‘Dark matter’ is estimated to account for 85% of the matter in the Universe but we can’t see it. Embodied knowledge is a bit like that; although most people have never heard of it and it can’t be put on a page, it’s fundamental to our everyday lives.
Michael Polanyi, a scientist and philosopher, unpacked the difference between what we know explicitly – that Paris is the capital of France, for example – and the ‘know how’ or knack that is tacit knowing. Polanyi pointed out that “we know more than we can tell” (1966) because there’s some things we simply can’t talk about. Riding a bike is a good example, When I ride my bike, I don’t think though every movement. This is especially obvious when I turn a corner: If I were to try to think through each subtle movement as I adjust my balance and turn the handle bars in just the right way, I would fall off!

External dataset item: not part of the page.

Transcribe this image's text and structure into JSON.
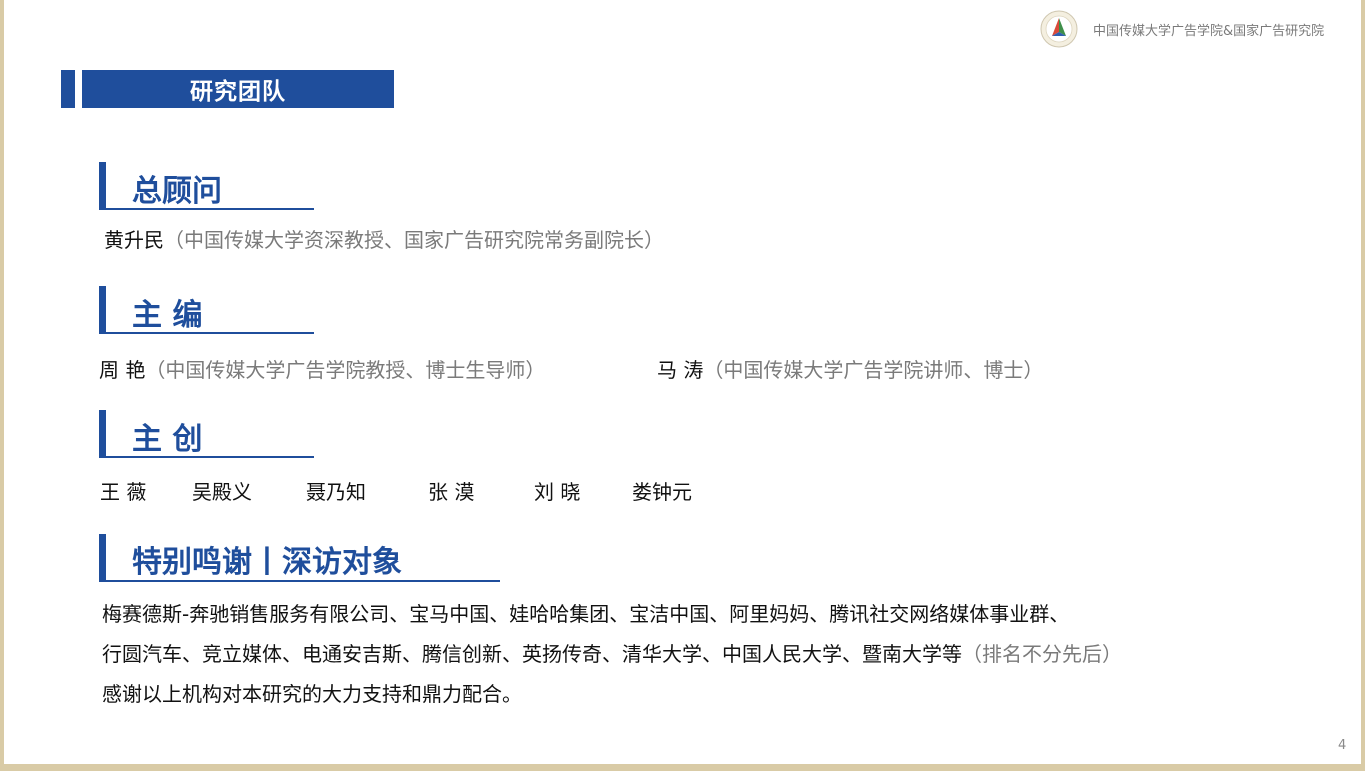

I don’t play golf, but research suggest that when a player ‘chokes’ – fluffs a simple shot because of stress – it’s because they’re thinking too much (Beilock and Carr). At the tacit, embodied level, the pro golfer knows how to make the shot, but if they start trying to think about it, they’ll blow it.

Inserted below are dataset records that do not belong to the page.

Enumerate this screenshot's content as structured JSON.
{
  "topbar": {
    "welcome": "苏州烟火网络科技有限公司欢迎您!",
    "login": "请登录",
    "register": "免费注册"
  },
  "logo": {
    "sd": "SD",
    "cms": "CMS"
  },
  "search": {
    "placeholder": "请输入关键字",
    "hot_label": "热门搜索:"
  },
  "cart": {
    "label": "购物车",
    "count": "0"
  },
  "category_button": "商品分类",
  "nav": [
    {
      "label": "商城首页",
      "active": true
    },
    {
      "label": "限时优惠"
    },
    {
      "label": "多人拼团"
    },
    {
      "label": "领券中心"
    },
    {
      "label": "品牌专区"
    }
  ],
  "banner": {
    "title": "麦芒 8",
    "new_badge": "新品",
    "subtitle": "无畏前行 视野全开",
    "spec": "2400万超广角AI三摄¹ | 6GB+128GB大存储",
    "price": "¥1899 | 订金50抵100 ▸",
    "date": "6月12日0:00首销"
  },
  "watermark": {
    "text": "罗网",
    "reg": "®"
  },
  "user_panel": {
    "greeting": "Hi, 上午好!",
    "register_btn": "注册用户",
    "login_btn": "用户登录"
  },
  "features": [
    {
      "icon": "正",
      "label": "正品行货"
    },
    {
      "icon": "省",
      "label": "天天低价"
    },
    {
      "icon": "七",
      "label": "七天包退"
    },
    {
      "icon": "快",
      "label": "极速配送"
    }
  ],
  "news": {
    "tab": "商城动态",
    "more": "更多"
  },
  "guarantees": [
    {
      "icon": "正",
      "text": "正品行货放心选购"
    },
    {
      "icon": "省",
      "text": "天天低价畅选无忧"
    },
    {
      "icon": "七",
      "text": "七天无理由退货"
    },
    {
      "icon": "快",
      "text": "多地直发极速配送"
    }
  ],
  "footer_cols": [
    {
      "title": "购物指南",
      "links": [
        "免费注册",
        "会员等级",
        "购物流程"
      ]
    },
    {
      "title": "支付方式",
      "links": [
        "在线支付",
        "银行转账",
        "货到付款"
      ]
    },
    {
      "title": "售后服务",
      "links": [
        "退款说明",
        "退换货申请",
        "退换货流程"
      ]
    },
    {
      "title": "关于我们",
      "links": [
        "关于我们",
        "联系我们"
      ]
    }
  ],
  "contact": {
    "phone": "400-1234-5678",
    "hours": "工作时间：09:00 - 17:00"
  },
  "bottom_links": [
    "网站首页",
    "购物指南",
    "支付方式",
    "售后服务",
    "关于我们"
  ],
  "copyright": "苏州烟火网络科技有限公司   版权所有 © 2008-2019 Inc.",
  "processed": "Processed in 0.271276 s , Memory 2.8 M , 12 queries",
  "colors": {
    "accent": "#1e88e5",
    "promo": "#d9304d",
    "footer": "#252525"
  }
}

I can give you examples of embodied knowing from fields as diverse as anthropology, business studies, neuroscience, teaching, sport and many more. For now, I’ll offer a few highlights to give you some sense of the power of embodied knowing.
Shoshana Zuboff spoke to workers who’d relied on their embodied knowledge. Until comparatively recently these US paper mill workers would sit alongside the machine, sensing how it behaved as they adjusted the controls. But after computerization they had to work from a remote monitor. Many found this transition really hard. They’d been using a “knowledge that you don’t even know you have” that they called a kind of ‘folk medicine’. They had an embodied understanding of how the machine worked, the sound and feel of it when it was running right. Suddenly they had to learn explicitly how to keep it running properly (Zuboff, 1988).

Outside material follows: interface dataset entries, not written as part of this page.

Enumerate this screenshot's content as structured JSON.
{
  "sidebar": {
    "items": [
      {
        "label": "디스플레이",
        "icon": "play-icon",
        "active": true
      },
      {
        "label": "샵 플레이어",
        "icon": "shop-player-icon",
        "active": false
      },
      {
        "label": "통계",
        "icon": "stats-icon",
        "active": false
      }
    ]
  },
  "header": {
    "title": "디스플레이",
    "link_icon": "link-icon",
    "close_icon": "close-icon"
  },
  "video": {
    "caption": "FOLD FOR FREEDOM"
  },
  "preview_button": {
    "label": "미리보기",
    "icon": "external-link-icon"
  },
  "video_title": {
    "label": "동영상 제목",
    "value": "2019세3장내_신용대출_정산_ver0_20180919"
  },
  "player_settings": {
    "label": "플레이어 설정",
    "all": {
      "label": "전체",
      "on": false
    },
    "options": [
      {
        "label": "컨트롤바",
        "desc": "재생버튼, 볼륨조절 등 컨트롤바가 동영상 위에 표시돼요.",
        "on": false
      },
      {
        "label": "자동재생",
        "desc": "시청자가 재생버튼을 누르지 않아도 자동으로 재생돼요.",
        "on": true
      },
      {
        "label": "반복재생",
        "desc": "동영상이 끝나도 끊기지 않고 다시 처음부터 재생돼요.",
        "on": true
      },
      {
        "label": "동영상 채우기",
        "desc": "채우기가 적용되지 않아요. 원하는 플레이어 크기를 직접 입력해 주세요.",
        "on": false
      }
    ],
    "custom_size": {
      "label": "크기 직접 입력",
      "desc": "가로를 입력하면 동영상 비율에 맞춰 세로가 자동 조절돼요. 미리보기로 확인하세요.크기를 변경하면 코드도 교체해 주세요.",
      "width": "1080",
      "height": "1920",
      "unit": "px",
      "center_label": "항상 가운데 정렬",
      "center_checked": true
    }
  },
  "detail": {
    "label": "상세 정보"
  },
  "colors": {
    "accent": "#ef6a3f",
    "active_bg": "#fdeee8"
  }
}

Hui Niu Wilcox uses her understanding of embodied knowledge in science education and social change (2009). Her approach is explicitly political: “through integrating embodied ways of knowing into our work, we have honed our critique of the Eurocentric and male-dominated system of knowledge production in the Western academy” (2009). The results can be transformative: Students on a Women’s Studies course she taught “spoke passionately about their leap from academic theories of race and white privilege to an embodied understanding of how white Americans unconsciously perform privilege and whiteness”.
Wilcox and her colleagues from the Ananya Dance Theatre also use embodied ways of knowing to help people understand the impact of the climate crisis on marginalised communities.
Embodied knowing plays a vital role in psychotherapy. Daria Halprin, an expressive arts therapist, says the body is “like a treasure chest … full of our life experiences, contained in a deep and accurate way” (2002). Embodied therapy can help us access that treasure and so bring healing to the bodymind.
Embodied ways of knowing are multifaceted, complex and marginalised. Sociologist Ian Burkitt claims that all knowledge is embodied (1999). I’m not sure I’d go that far, but in this short post you’ve read of how embodied ways of knowing can help us tackle racism, understand the climate crisis and nurture our mental health. That’s why I’ve devoted a big chunk of my life to trying to understand the power of embodied ways of knowing.
I recently completed an initial sketch map of different models of embodied knowing. Although I’ve tried to keep it accessible, it isn’t bed time reading! If you’re curious, take a look and do please tell me what you think: Embodied Ways of Knowing: Mapping the Territory.